Other than ducking a late-season trip to Cleveland in 1920 for obvious reasons, Mays never paid a price for Chapman’s death. He pitched another decade. In the game’s usual twist of fate, Mays worked as a scout for the Indians in later years. He lived long enough to do a recorded interview about his date with infamy.
As a documentarian, Billman got fortunate about the year his narrative is based. While Santo’s and Dawson’s careers are well-preserved on video, TV was science fiction in 1920, the year commercial radio began on KDKA in Pittsburgh. But newsreel companies had recently set up shop to snare their silent footage. Filmmakers roamed everywhere with their big, bulky cameras. Billman did not have to resort to just bringing still photographs to life as Burns often has had to do in his long PBS visual essays.
“There are more photos and film footage from 1920 than people knew,” said Billman, who also projects some re-creations with actors. “By the late 1910s and 1920s, people began filming things. There is some motion picture footage of Chapman playing. People starting filming college football games. People started realizing the value of it.”
‘What ifs’ involve Sox
When the completed “War on the Diamond” is finally shown, inevitably it will only bring up more “what ifs?,” a staple of baseball since the sport went pro in 1869.
“What if” the Indians hadn’t seemingly been possessed to win as without their beloved shortstop? They won 16 of their last 21 games, with the Sox just ½ game out when Comiskey gutted his roster with the suspensions. Suppose the Sox were in first place a few games ahead of the Indians, Comiskey still acted out of conscience with his suspensions and the talent-stripped Sox won the pennant?
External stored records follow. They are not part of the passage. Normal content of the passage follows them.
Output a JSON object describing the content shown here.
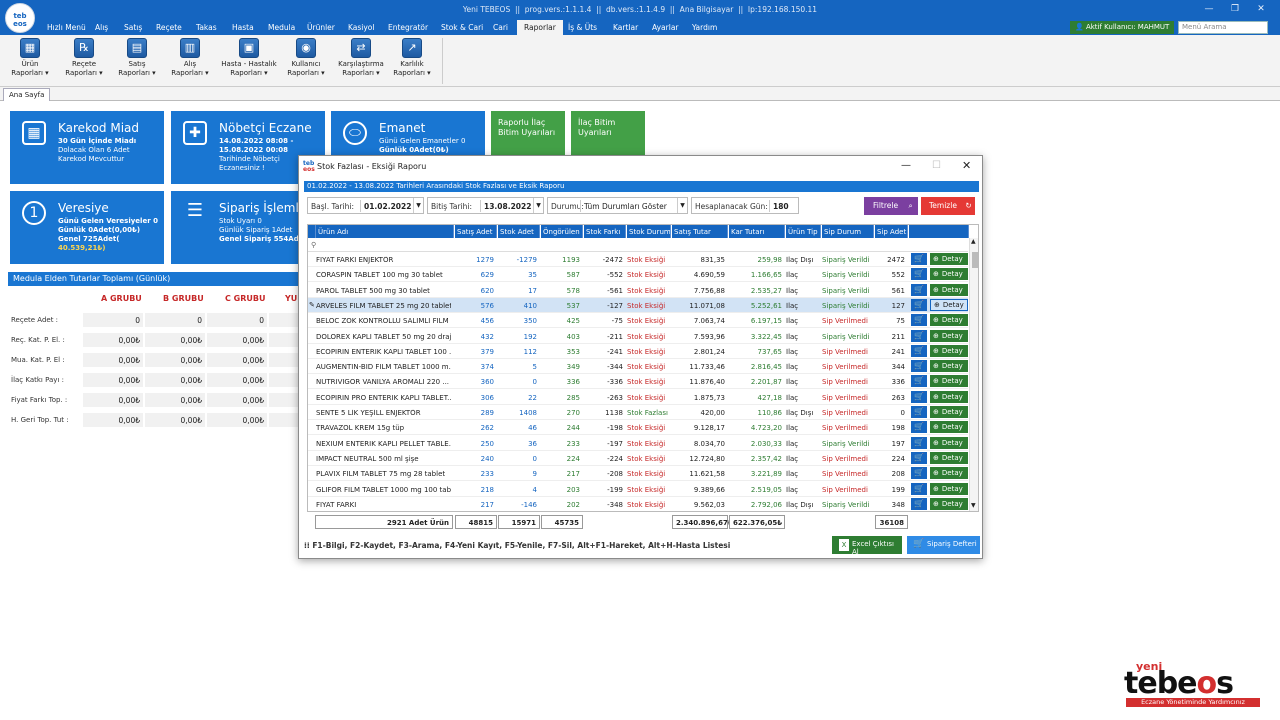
{
  "app": {
    "title_bar": "Yeni TEBEOS  ||  prog.vers.:1.1.1.4  ||  db.vers.:1.1.4.9  ||  Ana Bilgisayar  ||  Ip:192.168.150.11",
    "logo_line1": "teb",
    "logo_line2": "eos",
    "user_label": "Aktif Kullanıcı: MAHMUT",
    "search_placeholder": "Menü Arama"
  },
  "menu": [
    "Hızlı Menü",
    "Alış",
    "Satış",
    "Reçete",
    "Takas",
    "Hasta",
    "Medula",
    "Ürünler",
    "Kasiyol",
    "Entegratör",
    "Stok & Cari",
    "Cari",
    "Raporlar",
    "İş & Üts",
    "Kartlar",
    "Ayarlar",
    "Yardım"
  ],
  "ribbon": [
    {
      "l1": "Ürün",
      "l2": "Raporları ▾",
      "icon": "▦"
    },
    {
      "l1": "Reçete",
      "l2": "Raporları ▾",
      "icon": "℞"
    },
    {
      "l1": "Satış",
      "l2": "Raporları ▾",
      "icon": "▤"
    },
    {
      "l1": "Alış",
      "l2": "Raporları ▾",
      "icon": "▥"
    },
    {
      "l1": "Hasta - Hastalık",
      "l2": "Raporları ▾",
      "icon": "▣"
    },
    {
      "l1": "Kullanıcı",
      "l2": "Raporları ▾",
      "icon": "◉"
    },
    {
      "l1": "Karşılaştırma",
      "l2": "Raporları ▾",
      "icon": "⇄"
    },
    {
      "l1": "Karlılık",
      "l2": "Raporları ▾",
      "icon": "↗"
    }
  ],
  "tabs": {
    "home": "Ana Sayfa"
  },
  "tiles": {
    "karekod": {
      "title": "Karekod Miad",
      "l1": "30 Gün İçinde Miadı",
      "l2": "Dolacak Olan 6 Adet",
      "l3": "Karekod Mevcuttur"
    },
    "nobetci": {
      "title": "Nöbetçi Eczane",
      "l1": "14.08.2022 08:08 -",
      "l2": "15.08.2022 00:08",
      "l3": "Tarihinde Nöbetçi",
      "l4": "Eczanesiniz !"
    },
    "emanet": {
      "title": "Emanet",
      "l1": "Günü Gelen Emanetler 0",
      "l2": "Günlük 0Adet(0₺)"
    },
    "raporlu": {
      "l1": "Raporlu İlaç",
      "l2": "Bitim Uyarıları"
    },
    "ilacbitim": {
      "l1": "İlaç Bitim",
      "l2": "Uyarıları"
    },
    "veresiye": {
      "title": "Veresiye",
      "l1": "Günü Gelen Veresiyeler 0",
      "l2": "Günlük 0Adet(0,00₺)",
      "l3": "Genel 725Adet(",
      "l4": "40.539,21₺)"
    },
    "siparis": {
      "title": "Sipariş İşlemle",
      "l1": "Stok Uyarı 0",
      "l2": "Günlük Sipariş 1Adet",
      "l3": "Genel Sipariş 554Adet"
    }
  },
  "medula": {
    "header": "Medula Elden Tutarlar Toplamı (Günlük)",
    "groups": [
      "A GRUBU",
      "B GRUBU",
      "C GRUBU",
      "YUI"
    ],
    "rows": [
      {
        "label": "Reçete Adet :",
        "vals": [
          "0",
          "0",
          "0"
        ]
      },
      {
        "label": "Reç. Kat. P. El. :",
        "vals": [
          "0,00₺",
          "0,00₺",
          "0,00₺"
        ]
      },
      {
        "label": "Mua. Kat. P. El :",
        "vals": [
          "0,00₺",
          "0,00₺",
          "0,00₺"
        ]
      },
      {
        "label": "İlaç Katkı Payı :",
        "vals": [
          "0,00₺",
          "0,00₺",
          "0,00₺"
        ]
      },
      {
        "label": "Fiyat Farkı Top. :",
        "vals": [
          "0,00₺",
          "0,00₺",
          "0,00₺"
        ]
      },
      {
        "label": "H. Geri Top. Tut :",
        "vals": [
          "0,00₺",
          "0,00₺",
          "0,00₺"
        ]
      }
    ]
  },
  "dialog": {
    "title": "Stok Fazlası - Eksiği Raporu",
    "info": "01.02.2022 - 13.08.2022 Tarihleri Arasındaki Stok Fazlası ve Eksik Raporu",
    "filters": {
      "start_label": "Başl. Tarihi:",
      "start_val": "01.02.2022",
      "end_label": "Bitiş Tarihi:",
      "end_val": "13.08.2022",
      "status_label": "Durumu:",
      "status_val": "Tüm Durumları Göster",
      "days_label": "Hesaplanacak Gün:",
      "days_val": "180"
    },
    "btn_filter": "Filtrele",
    "btn_clear": "Temizle",
    "columns": [
      "Ürün Adı",
      "Satış Adet",
      "Stok Adet",
      "Öngörülen",
      "Stok Farkı",
      "Stok Durum",
      "Satış Tutar",
      "Kar Tutarı",
      "Ürün Tip",
      "Sip Durum",
      "Sip Adet"
    ],
    "detay_label": "Detay",
    "rows": [
      {
        "name": "FIYAT FARKI ENJEKTÖR",
        "satis": "1279",
        "stok": "-1279",
        "ong": "1193",
        "fark": "-2472",
        "sd": "Stok Eksiği",
        "tutar": "831,35",
        "kar": "259,98",
        "tip": "İlaç Dışı",
        "sip": "Sipariş Verildi",
        "sipadet": "2472"
      },
      {
        "name": "CORASPIN TABLET 100 mg 30 tablet",
        "satis": "629",
        "stok": "35",
        "ong": "587",
        "fark": "-552",
        "sd": "Stok Eksiği",
        "tutar": "4.690,59",
        "kar": "1.166,65",
        "tip": "İlaç",
        "sip": "Sipariş Verildi",
        "sipadet": "552"
      },
      {
        "name": "PAROL TABLET 500 mg 30 tablet",
        "satis": "620",
        "stok": "17",
        "ong": "578",
        "fark": "-561",
        "sd": "Stok Eksiği",
        "tutar": "7.756,88",
        "kar": "2.535,27",
        "tip": "İlaç",
        "sip": "Sipariş Verildi",
        "sipadet": "561"
      },
      {
        "name": "ARVELES FILM TABLET 25 mg 20 tablet",
        "satis": "576",
        "stok": "410",
        "ong": "537",
        "fark": "-127",
        "sd": "Stok Eksiği",
        "tutar": "11.071,08",
        "kar": "5.252,61",
        "tip": "İlaç",
        "sip": "Sipariş Verildi",
        "sipadet": "127",
        "selected": true
      },
      {
        "name": "BELOC ZOK KONTROLLU SALIMLI FILM ...",
        "satis": "456",
        "stok": "350",
        "ong": "425",
        "fark": "-75",
        "sd": "Stok Eksiği",
        "tutar": "7.063,74",
        "kar": "6.197,15",
        "tip": "İlaç",
        "sip": "Sip Verilmedi",
        "sipadet": "75"
      },
      {
        "name": "DOLOREX KAPLI TABLET 50 mg 20 draje",
        "satis": "432",
        "stok": "192",
        "ong": "403",
        "fark": "-211",
        "sd": "Stok Eksiği",
        "tutar": "7.593,96",
        "kar": "3.322,45",
        "tip": "İlaç",
        "sip": "Sipariş Verildi",
        "sipadet": "211"
      },
      {
        "name": "ECOPIRIN ENTERIK KAPLI TABLET 100 ...",
        "satis": "379",
        "stok": "112",
        "ong": "353",
        "fark": "-241",
        "sd": "Stok Eksiği",
        "tutar": "2.801,24",
        "kar": "737,65",
        "tip": "İlaç",
        "sip": "Sip Verilmedi",
        "sipadet": "241"
      },
      {
        "name": "AUGMENTIN-BID FILM TABLET 1000 m...",
        "satis": "374",
        "stok": "5",
        "ong": "349",
        "fark": "-344",
        "sd": "Stok Eksiği",
        "tutar": "11.733,46",
        "kar": "2.816,45",
        "tip": "İlaç",
        "sip": "Sip Verilmedi",
        "sipadet": "344"
      },
      {
        "name": "NUTRIVIGOR VANILYA AROMALI  220 ...",
        "satis": "360",
        "stok": "0",
        "ong": "336",
        "fark": "-336",
        "sd": "Stok Eksiği",
        "tutar": "11.876,40",
        "kar": "2.201,87",
        "tip": "İlaç",
        "sip": "Sip Verilmedi",
        "sipadet": "336"
      },
      {
        "name": "ECOPIRIN PRO ENTERIK KAPLI TABLET...",
        "satis": "306",
        "stok": "22",
        "ong": "285",
        "fark": "-263",
        "sd": "Stok Eksiği",
        "tutar": "1.875,73",
        "kar": "427,18",
        "tip": "İlaç",
        "sip": "Sip Verilmedi",
        "sipadet": "263"
      },
      {
        "name": "SENTE 5 LİK YEŞİLL ENJEKTÖR",
        "satis": "289",
        "stok": "1408",
        "ong": "270",
        "fark": "1138",
        "sd": "Stok Fazlası",
        "tutar": "420,00",
        "kar": "110,86",
        "tip": "İlaç Dışı",
        "sip": "Sip Verilmedi",
        "sipadet": "0"
      },
      {
        "name": "TRAVAZOL KREM  15g tüp",
        "satis": "262",
        "stok": "46",
        "ong": "244",
        "fark": "-198",
        "sd": "Stok Eksiği",
        "tutar": "9.128,17",
        "kar": "4.723,20",
        "tip": "İlaç",
        "sip": "Sip Verilmedi",
        "sipadet": "198"
      },
      {
        "name": "NEXIUM ENTERIK KAPLI PELLET TABLE...",
        "satis": "250",
        "stok": "36",
        "ong": "233",
        "fark": "-197",
        "sd": "Stok Eksiği",
        "tutar": "8.034,70",
        "kar": "2.030,33",
        "tip": "İlaç",
        "sip": "Sipariş Verildi",
        "sipadet": "197"
      },
      {
        "name": "IMPACT NEUTRAL  500 ml şişe",
        "satis": "240",
        "stok": "0",
        "ong": "224",
        "fark": "-224",
        "sd": "Stok Eksiği",
        "tutar": "12.724,80",
        "kar": "2.357,42",
        "tip": "İlaç",
        "sip": "Sip Verilmedi",
        "sipadet": "224"
      },
      {
        "name": "PLAVIX FILM TABLET 75 mg 28 tablet",
        "satis": "233",
        "stok": "9",
        "ong": "217",
        "fark": "-208",
        "sd": "Stok Eksiği",
        "tutar": "11.621,58",
        "kar": "3.221,89",
        "tip": "İlaç",
        "sip": "Sip Verilmedi",
        "sipadet": "208"
      },
      {
        "name": "GLIFOR FILM TABLET 1000 mg 100 tablet",
        "satis": "218",
        "stok": "4",
        "ong": "203",
        "fark": "-199",
        "sd": "Stok Eksiği",
        "tutar": "9.389,66",
        "kar": "2.519,05",
        "tip": "İlaç",
        "sip": "Sip Verilmedi",
        "sipadet": "199"
      },
      {
        "name": "FIYAT FARKI",
        "satis": "217",
        "stok": "-146",
        "ong": "202",
        "fark": "-348",
        "sd": "Stok Eksiği",
        "tutar": "9.562,03",
        "kar": "2.792,06",
        "tip": "İlaç Dışı",
        "sip": "Sipariş Verildi",
        "sipadet": "348"
      }
    ],
    "totals": {
      "count": "2921 Adet Ürün",
      "satis": "48815",
      "stok": "15971",
      "ong": "45735",
      "tutar": "2.340.896,67₺",
      "kar": "622.376,05₺",
      "sipadet": "36108"
    },
    "hotkeys": "F1-Bilgi, F2-Kaydet, F3-Arama, F4-Yeni Kayıt, F5-Yenile, F7-Sil, Alt+F1-Hareket, Alt+H-Hasta Listesi",
    "btn_excel": "Excel Çıktısı Al",
    "btn_siparis": "Sipariş Defteri"
  },
  "brand": {
    "top": "yeni",
    "word_a": "tebe",
    "word_b": "o",
    "word_c": "s",
    "slogan": "Eczane Yönetiminde Yardımcınız"
  },
  "colors": {
    "primary": "#1565c0",
    "tile_blue": "#1976d2",
    "tile_green": "#43a047",
    "danger": "#e53935",
    "filter_purple": "#7b3fa0",
    "ok_green": "#2e7d32"
  }
}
“’What if’ the Sox had played again in the World Series with all that hanging over their heads?” asked Sowell.
“’What if’ the Indians had agreed to trade Chapman to the Sox in Aug. 2015? Already with two seasons under his belt as a slick shortstop and a .287 hitter, Chapman batted third in the lineup – and .327 hitter Shoeless Joe batted fourth.
“Chapman in 1915 was one of the rising stars of league,” said Sowell. “But the Indians wanted Chapman ahead of Jackson. The Indians would not trade him.
“If Chapman had gone to the Sox instead of Jackson, would the makeup of the team have been different if Gandil was thwarted in his fixing scheme? Chapman could have been a tempering effect.”
Instead, shortstop Swede Risberg ended up as one of the Black Sox. And another question comes up: “What if” as a Sox, Chapman lives a long life as the exact situation of his beaning by Mays is not duplicated?
Indeed, say it ain’t so, Joe.
More information about “War on the Diamond” can be found at:Chicago Baseball History Feature Tags Andy Billman, baseball 1920, Black Sox, Buck Weaver, Carl Mays, Eight Men Out, New York Yankees, Ray Chapman, War on the Diamond book, White Sox